WHAT IS NEEDED — Among the entries, which lines carry the string "icon"? Copy each of them.

================

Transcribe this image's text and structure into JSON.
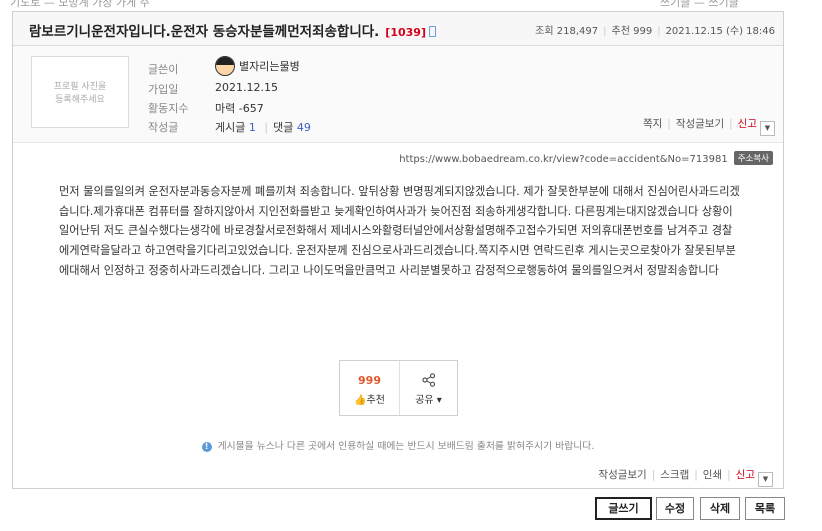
{
  "top_strip": [
    "기도로 — 모방계 가장 가게 주",
    "쓰기글 — 쓰기글"
  ],
  "post": {
    "title": "람보르기니운전자입니다.운전자 동승자분들께먼저죄송합니다.",
    "comment_count": "[1039]",
    "views_label": "조회",
    "views": "218,497",
    "likes_label": "추천",
    "likes": "999",
    "date": "2021.12.15 (수) 18:46"
  },
  "author": {
    "photo_placeholder_line1": "프로필 사진을",
    "photo_placeholder_line2": "등록해주세요",
    "labels": [
      "글쓴이",
      "가입일",
      "활동지수",
      "작성글"
    ],
    "nickname": "별자리는물병",
    "join_date": "2021.12.15",
    "activity": "마력 -657",
    "posts_label": "게시글",
    "posts_count": "1",
    "comments_label": "댓글",
    "comments_count": "49",
    "actions": [
      "쪽지",
      "작성글보기",
      "신고"
    ]
  },
  "url": {
    "text": "https://www.bobaedream.co.kr/view?code=accident&No=713981",
    "copy_label": "주소복사"
  },
  "content": "먼저 물의를일의켜 운전자분과동승자분께 폐를끼쳐 죄송합니다. 앞뒤상황 변명핑계되지않겠습니다. 제가 잘못한부분에 대해서 진심어린사과드리겠습니다.제가휴대폰 컴퓨터를 잘하지않아서 지인전화를받고 늦게확인하여사과가 늦어진점 죄송하게생각합니다. 다른핑계는대지않겠습니다 상황이일어난뒤 저도 큰실수했다는생각에 바로경찰서로전화해서 제네시스와활령터널안에서상황설명해주고접수가되면 저의휴대폰번호를 남겨주고 경찰에게연락을달라고 하고연락을기다리고있었습니다. 운전자분께 진심으로사과드리겠습니다.쪽지주시면 연락드린후 게시는곳으로찾아가 잘못된부분에대해서 인정하고 정중히사과드리겠습니다. 그리고 나이도먹을만큼먹고 사리분별못하고 감정적으로행동하여 물의를일으켜서 정말죄송합니다",
  "recommend": {
    "count": "999",
    "thumb_icon": "thumbs-up-icon",
    "label": "추천",
    "share_icon": "share-icon",
    "share_label": "공유 ▾"
  },
  "notice": {
    "icon": "info-icon",
    "text": "게시물을 뉴스나 다른 곳에서 인용하실 때에는 반드시 보배드림 출처를 밝혀주시기 바랍니다."
  },
  "bottom_actions": [
    "작성글보기",
    "스크랩",
    "인쇄",
    "신고"
  ],
  "buttons": {
    "write": "글쓰기",
    "edit": "수정",
    "delete": "삭제",
    "list": "목록"
  }
}
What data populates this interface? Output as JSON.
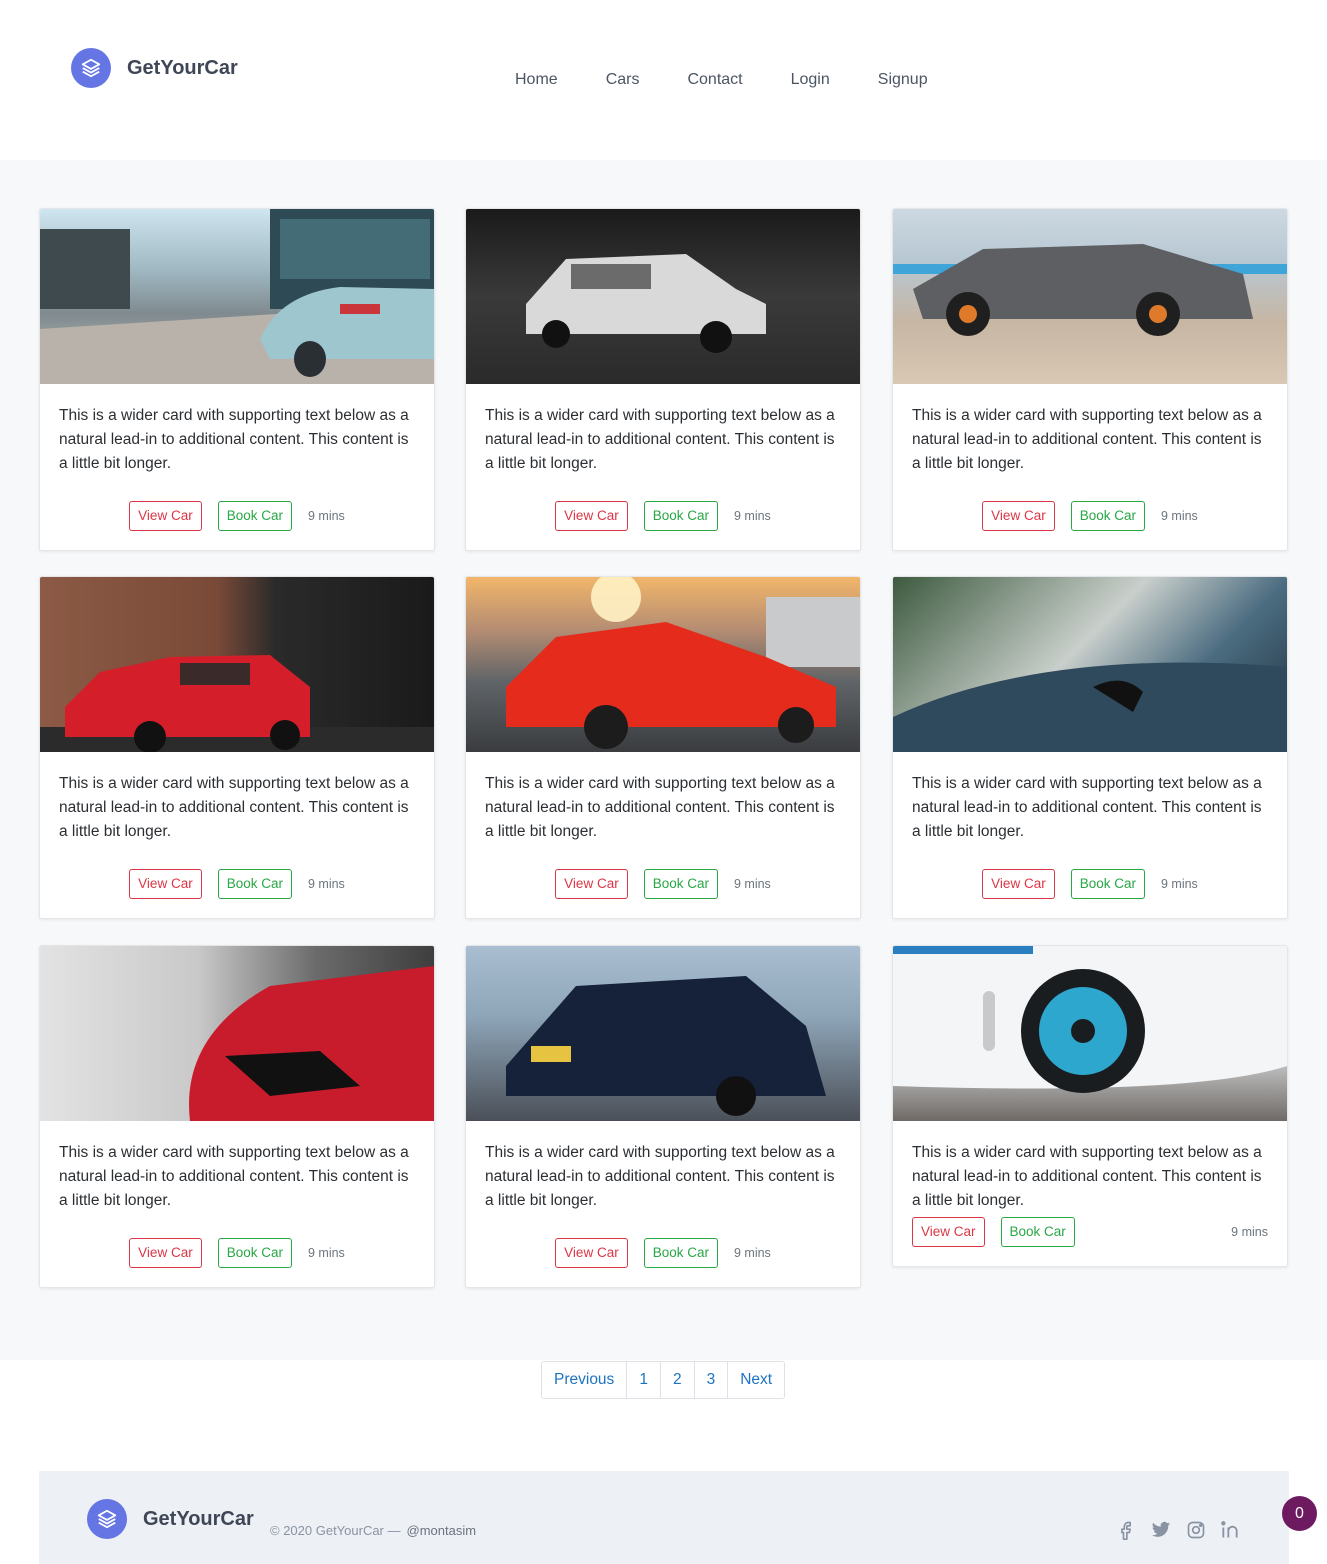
{
  "header": {
    "brand": "GetYourCar",
    "nav": [
      "Home",
      "Cars",
      "Contact",
      "Login",
      "Signup"
    ]
  },
  "cards": [
    {
      "text": "This is a wider card with supporting text below as a natural lead-in to additional content. This content is a little bit longer.",
      "view_label": "View Car",
      "book_label": "Book Car",
      "time": "9 mins",
      "image": "silver-sedan-street-photo"
    },
    {
      "text": "This is a wider card with supporting text below as a natural lead-in to additional content. This content is a little bit longer.",
      "view_label": "View Car",
      "book_label": "Book Car",
      "time": "9 mins",
      "image": "vintage-white-car-photo"
    },
    {
      "text": "This is a wider card with supporting text below as a natural lead-in to additional content. This content is a little bit longer.",
      "view_label": "View Car",
      "book_label": "Book Car",
      "time": "9 mins",
      "image": "grey-mustang-photo"
    },
    {
      "text": "This is a wider card with supporting text below as a natural lead-in to additional content. This content is a little bit longer.",
      "view_label": "View Car",
      "book_label": "Book Car",
      "time": "9 mins",
      "image": "red-hatchback-photo"
    },
    {
      "text": "This is a wider card with supporting text below as a natural lead-in to additional content. This content is a little bit longer.",
      "view_label": "View Car",
      "book_label": "Book Car",
      "time": "9 mins",
      "image": "red-sportscar-sunset-photo"
    },
    {
      "text": "This is a wider card with supporting text below as a natural lead-in to additional content. This content is a little bit longer.",
      "view_label": "View Car",
      "book_label": "Book Car",
      "time": "9 mins",
      "image": "blue-jaguar-hood-photo"
    },
    {
      "text": "This is a wider card with supporting text below as a natural lead-in to additional content. This content is a little bit longer.",
      "view_label": "View Car",
      "book_label": "Book Car",
      "time": "9 mins",
      "image": "red-car-headlight-photo"
    },
    {
      "text": "This is a wider card with supporting text below as a natural lead-in to additional content. This content is a little bit longer.",
      "view_label": "View Car",
      "book_label": "Book Car",
      "time": "9 mins",
      "image": "dark-blue-hatchback-photo"
    },
    {
      "text": "This is a wider card with supporting text below as a natural lead-in to additional content. This content is a little bit longer.",
      "view_label": "View Car",
      "book_label": "Book Car",
      "time": "9 mins",
      "image": "white-car-blue-wheel-photo"
    }
  ],
  "pagination": {
    "previous": "Previous",
    "pages": [
      "1",
      "2",
      "3"
    ],
    "next": "Next"
  },
  "footer": {
    "brand": "GetYourCar",
    "copyright": "© 2020 GetYourCar —",
    "handle": "@montasim",
    "socials": [
      "facebook-icon",
      "twitter-icon",
      "instagram-icon",
      "linkedin-icon"
    ]
  },
  "badge": "0",
  "colors": {
    "accent": "#6675e4",
    "view": "#dc3545",
    "book": "#28a745",
    "link": "#1e73be",
    "badge": "#6e1a61"
  }
}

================

REPLY TO THE TASK —
    "thumb_icon": "thumbs-up-icon",
    "share_icon": "share-icon",
    "icon": "info-icon",
      "facebook-icon",
      "twitter-icon",
      "instagram-icon",
      "linkedin-icon"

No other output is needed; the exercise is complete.